A bench headed by Justice Ashok Bhushan, conducting hearing through video-conferencing, asked the government to file its response on the batch of petitions and posted the matter for hearing after a week.
Attorney General KK Venugopal told the bench, also comprising Justices SK Kaul and MR Shah, that the Centre has issued a new notification on May 17 which supersedes the March 29 Ministry of Home Affairs (MHA) order.
“Treat this with urgency. Lot of people are affected,” the bench told Solicitor General Tushar Mehta, who was also appearing in the matter.
“Although, notices were issued in these matters but no counter affidavit has yet been filed on behalf of the Union of India,” the bench noted in its order.
“Solicitor General prays for and is granted a week’s time to file counter affidavit to the writ petition(s) to enable the court to know the stand of Union of India on different issues raised in the writ petition(s),” the bench said.
The apex court had May 15 observed that the March 29 notification, directing companies to make payment of full wages to workers even while not being in operation during the lockdown period, was an omnibus order and there was a larger question involved which needs to be answered.
It said there may be small industries which are affected due to the lockdown and if they cannot earn, how are they going to pay wages to their workers.
It had also observed that if government does not help these small companies, then they might not be able to pay their workers.
The counsel appearing for one of the petitioners had argued that firms are going out of work as they do not have orders for production of goods and they are being prosecuted due to the government circular.
An association of Micro, Small and Medium Enterprises (MSMEs) has said in its plea before the apex court that the MHA order was passed without due care and deliberation on the financial implications for employers.
The small industrial units have said that making full payments would lead to their closure, which, in turn, would cause permanent unemployment and adversely affect the economy.
The association has further contended that during this unprecedented situation, various governments across the globe have taken measures for the benefit of workers/ employees, but the Centre without taking any such step has put the entire burden on the employers/owners to pay full wages.
The top court May 15, while hearing a plea filed by Hand Tools Manufactures Association, comprising of MSMEs, on the issue had asked the government not to take any coercive action against them for failing to pay full wages to its employees till next week.

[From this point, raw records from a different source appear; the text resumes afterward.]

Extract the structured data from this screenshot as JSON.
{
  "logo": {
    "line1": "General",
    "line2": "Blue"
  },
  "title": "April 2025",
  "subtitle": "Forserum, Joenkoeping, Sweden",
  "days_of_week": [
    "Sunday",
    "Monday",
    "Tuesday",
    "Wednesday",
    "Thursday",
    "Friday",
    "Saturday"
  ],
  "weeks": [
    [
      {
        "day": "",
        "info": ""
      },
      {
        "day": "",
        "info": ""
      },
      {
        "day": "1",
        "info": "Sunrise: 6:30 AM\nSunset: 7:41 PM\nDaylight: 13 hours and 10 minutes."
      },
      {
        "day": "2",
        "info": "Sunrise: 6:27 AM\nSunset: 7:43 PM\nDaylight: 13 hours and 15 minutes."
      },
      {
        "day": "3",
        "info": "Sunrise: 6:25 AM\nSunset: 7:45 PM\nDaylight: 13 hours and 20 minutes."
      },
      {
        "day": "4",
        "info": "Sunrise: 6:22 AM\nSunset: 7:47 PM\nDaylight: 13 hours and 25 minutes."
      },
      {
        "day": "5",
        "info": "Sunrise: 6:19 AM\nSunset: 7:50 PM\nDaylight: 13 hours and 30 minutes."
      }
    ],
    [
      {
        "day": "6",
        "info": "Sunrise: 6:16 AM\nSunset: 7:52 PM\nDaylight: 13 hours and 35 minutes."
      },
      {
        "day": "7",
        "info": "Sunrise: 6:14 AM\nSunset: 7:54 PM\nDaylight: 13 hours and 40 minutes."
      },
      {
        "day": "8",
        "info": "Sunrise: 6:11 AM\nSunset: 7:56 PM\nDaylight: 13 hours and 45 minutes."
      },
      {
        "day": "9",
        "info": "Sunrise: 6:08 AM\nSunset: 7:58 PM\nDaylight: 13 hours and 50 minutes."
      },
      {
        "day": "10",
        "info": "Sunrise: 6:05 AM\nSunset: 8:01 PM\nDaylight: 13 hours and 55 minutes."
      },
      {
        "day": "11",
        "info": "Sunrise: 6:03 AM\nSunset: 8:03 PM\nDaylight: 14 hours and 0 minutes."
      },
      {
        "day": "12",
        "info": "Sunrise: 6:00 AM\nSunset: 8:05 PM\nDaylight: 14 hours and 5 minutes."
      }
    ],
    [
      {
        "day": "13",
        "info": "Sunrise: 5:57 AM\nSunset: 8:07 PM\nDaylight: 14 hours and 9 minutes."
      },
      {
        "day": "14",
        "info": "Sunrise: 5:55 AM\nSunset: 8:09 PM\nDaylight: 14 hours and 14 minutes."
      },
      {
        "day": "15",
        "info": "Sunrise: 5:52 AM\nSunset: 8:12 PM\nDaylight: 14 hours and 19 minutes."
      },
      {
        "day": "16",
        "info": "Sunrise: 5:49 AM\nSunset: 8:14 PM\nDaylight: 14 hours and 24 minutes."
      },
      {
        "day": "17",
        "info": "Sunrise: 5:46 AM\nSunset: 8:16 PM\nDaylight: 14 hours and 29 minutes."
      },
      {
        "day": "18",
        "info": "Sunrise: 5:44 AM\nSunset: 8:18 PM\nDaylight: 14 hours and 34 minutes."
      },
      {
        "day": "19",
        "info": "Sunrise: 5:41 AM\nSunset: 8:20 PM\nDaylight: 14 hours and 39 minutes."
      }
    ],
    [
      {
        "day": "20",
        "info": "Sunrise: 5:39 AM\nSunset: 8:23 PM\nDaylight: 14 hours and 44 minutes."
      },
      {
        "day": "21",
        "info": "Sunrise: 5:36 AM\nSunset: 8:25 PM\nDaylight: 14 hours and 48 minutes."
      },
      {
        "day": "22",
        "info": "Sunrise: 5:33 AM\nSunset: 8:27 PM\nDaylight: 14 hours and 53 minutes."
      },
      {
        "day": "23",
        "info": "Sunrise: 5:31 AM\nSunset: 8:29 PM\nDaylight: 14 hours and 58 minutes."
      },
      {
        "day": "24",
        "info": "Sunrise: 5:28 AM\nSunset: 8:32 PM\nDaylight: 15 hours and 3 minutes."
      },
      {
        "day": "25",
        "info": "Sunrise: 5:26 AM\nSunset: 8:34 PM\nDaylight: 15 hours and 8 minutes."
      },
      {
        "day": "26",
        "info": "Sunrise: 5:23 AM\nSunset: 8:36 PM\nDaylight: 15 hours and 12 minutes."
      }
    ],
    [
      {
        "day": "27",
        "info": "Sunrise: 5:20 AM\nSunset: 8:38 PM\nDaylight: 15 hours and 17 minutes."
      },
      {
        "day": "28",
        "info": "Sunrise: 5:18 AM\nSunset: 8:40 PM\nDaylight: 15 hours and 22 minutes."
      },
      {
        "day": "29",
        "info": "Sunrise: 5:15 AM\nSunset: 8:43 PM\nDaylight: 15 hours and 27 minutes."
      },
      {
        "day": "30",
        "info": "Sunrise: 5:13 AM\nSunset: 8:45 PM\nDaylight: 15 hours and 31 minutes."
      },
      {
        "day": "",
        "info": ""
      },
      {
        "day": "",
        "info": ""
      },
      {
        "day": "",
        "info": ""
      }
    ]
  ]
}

It said Tuesday that its interim order of no coercive action passed in one the pleas would continue.